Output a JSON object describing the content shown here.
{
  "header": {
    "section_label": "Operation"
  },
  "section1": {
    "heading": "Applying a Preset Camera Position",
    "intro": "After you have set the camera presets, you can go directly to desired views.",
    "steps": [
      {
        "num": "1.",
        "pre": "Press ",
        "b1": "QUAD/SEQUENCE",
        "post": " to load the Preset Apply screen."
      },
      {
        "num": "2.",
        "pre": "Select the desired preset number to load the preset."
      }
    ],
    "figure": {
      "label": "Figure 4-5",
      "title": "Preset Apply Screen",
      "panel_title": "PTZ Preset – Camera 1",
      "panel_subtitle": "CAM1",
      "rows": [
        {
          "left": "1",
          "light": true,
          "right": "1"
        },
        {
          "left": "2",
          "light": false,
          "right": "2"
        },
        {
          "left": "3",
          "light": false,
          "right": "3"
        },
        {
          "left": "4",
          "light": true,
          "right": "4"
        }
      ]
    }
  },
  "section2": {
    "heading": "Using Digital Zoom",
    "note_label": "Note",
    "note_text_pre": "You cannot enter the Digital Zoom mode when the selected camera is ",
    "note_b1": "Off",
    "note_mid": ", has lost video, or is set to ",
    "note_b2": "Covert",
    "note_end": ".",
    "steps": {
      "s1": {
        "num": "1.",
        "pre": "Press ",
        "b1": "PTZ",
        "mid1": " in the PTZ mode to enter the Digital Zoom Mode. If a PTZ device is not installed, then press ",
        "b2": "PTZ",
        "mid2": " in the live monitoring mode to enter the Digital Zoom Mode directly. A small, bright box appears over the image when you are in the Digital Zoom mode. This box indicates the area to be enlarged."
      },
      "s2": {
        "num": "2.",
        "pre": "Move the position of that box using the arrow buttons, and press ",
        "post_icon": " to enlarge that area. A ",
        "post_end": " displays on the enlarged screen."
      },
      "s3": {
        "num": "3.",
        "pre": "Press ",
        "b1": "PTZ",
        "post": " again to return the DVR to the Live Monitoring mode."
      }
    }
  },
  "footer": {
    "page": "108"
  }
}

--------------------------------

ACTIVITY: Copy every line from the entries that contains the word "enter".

YOUR RESPONSE:
    "note_text_pre": "You cannot enter the Digital Zoom mode when the selected camera is ",
        "mid1": " in the PTZ mode to enter the Digital Zoom Mode. If a PTZ device is not installed, then press ",
        "mid2": " in the live monitoring mode to enter the Digital Zoom Mode directly. A small, bright box appears over the image when you are in the Digital Zoom mode. This box indicates the area to be enlarged."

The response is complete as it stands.